Firecracker By David Iserson
Published May 16th 2013 by Razorbill
Summary: Being Astrid Krieger is absolutely all it’s cracked up to be.
She lives in a rocket ship in the backyard of her parents’ estate.
She was kicked out of the elite Bristol Academy and she’s intent on her own special kind of revenge to whomever betrayed her.
She only loves her grandfather, an incredibly rich politician who makes his money building nuclear warheads.
It’s all good until…
“We think you should go to the public school,” Dad said.
This was just a horrible, mean thing to say. Just hearing the words “public school” out loud made my mouth taste like urine (which, not coincidentally, is exactly how the public school smells).

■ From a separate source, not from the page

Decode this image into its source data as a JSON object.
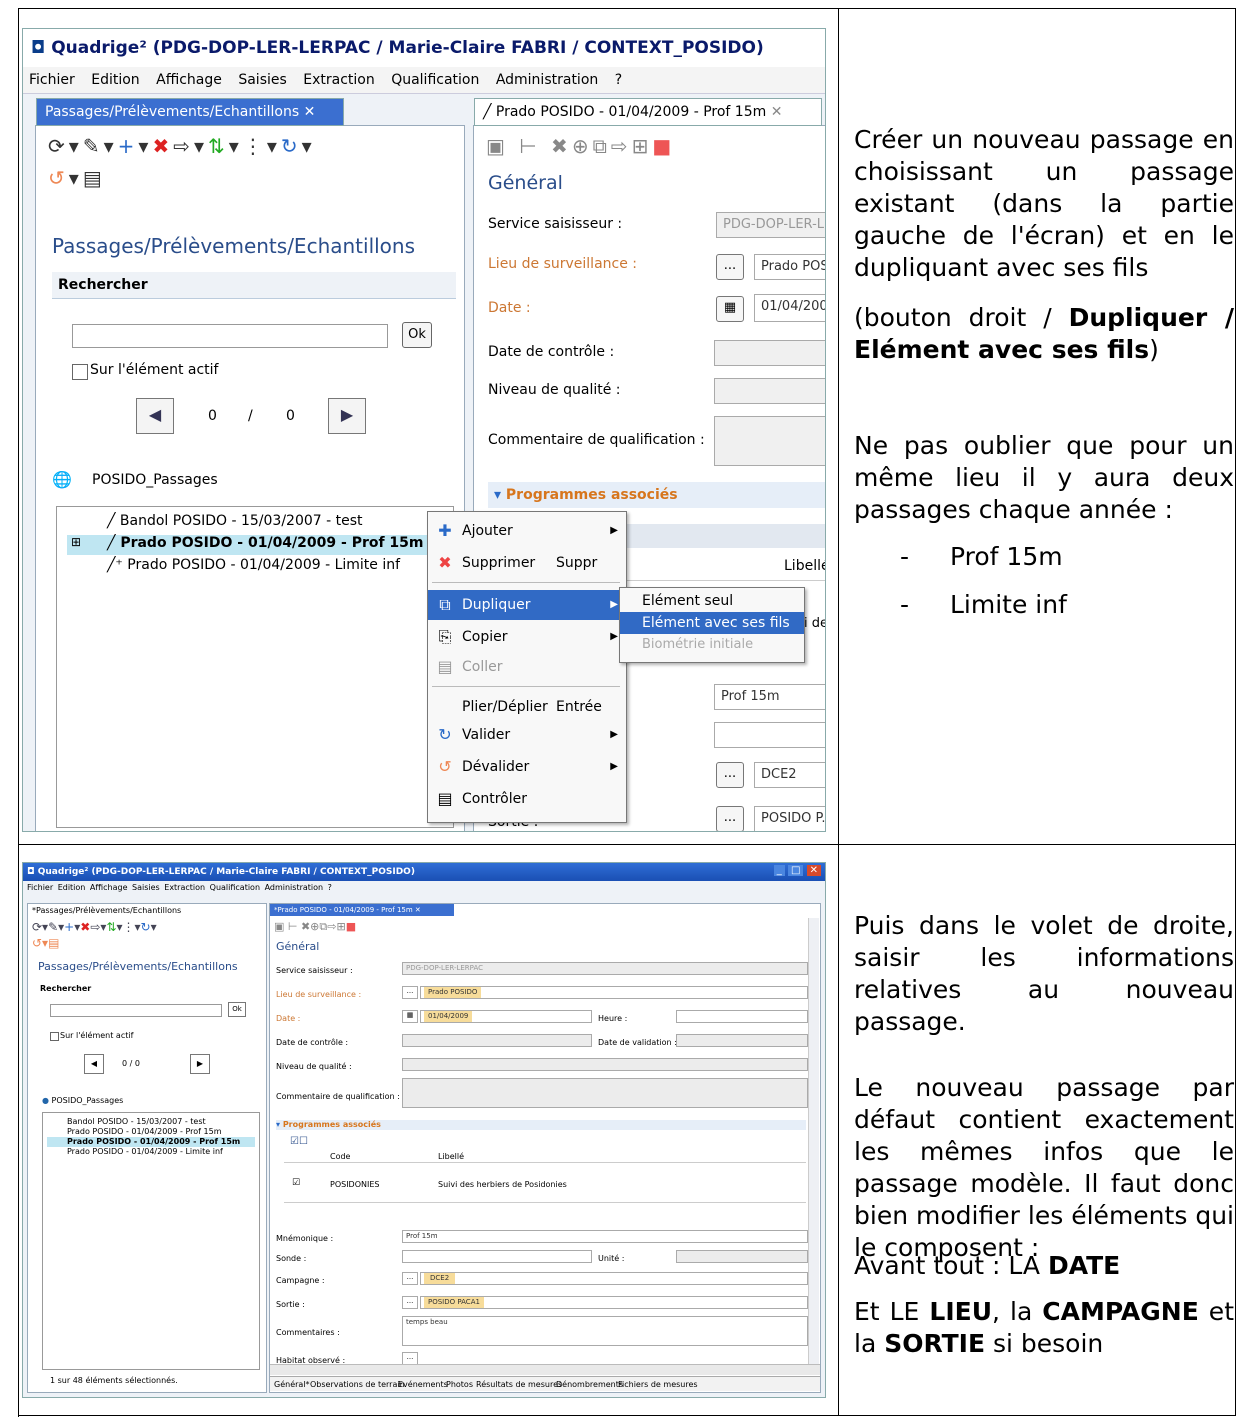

Will Astrid finally meet her match in the form of public school? Will she find out who betrayed her and got her expelled from Bristol? Is Noah, the sweet and awkward boy she just met, hiding something?
Find out in this hilarious tragicomedy from New Girl and SNL writer David Iserson!
Review: Let’s be honest – the moment I read “New Girl and SNL writer”, I didn’t even bother reading the blurb and picked it up. I did later read the blurb and found it hilarious so I’m twice as excited.
Astrid Krieger is a firecracker (which is just a nice way to call someone an asshole, as Astrid points out). Astrid is not a like-able person: she’s mean, doesn’t make friends and does a lot of bad things – but Astrid is not a terrible person. She bullies those who bullies others, or rather, those she believes needs to be taken down a notch.
I loved Astrid – she’s such an eccentric character, doing all these crazy things just because she could. I really loved how she developed throughout the book – she tries, despite herself and it shows. Astrid went from someone who doesn’t care about anything to someone who cares and even loves. The relationship between Astrid and her grandfather touched me greatly, as did her friendship with Noah and Lucy.
Astrid isn’t perfect, but it is her flaws that makes her such a lovable character. Her development came not because she found a ’cause’, but simply over time. I appreciated this aspect of the book, where her change was natural and not imposed. It’s very human and realistic which makes me able to relate to her.
The plot itself was okay, it wasn’t particularly exciting or as funny as I expected it to be. Firecracker is more character driven rather than plot driven. In some aspects perhaps it wouldn’t work, but in this case it does simply because she depends on these friendships and relationships to find out who betrayed her.
Much like an episode of New Girl, Firecracker can either be a hit or miss but for me, it’s a hit. A little slow at the beginning, but picks up quickly once Astrid finds her place. Easy, fun read; recommended for anyone who enjoys David Iserson’s writing or simply wants a humourous book to fill your time.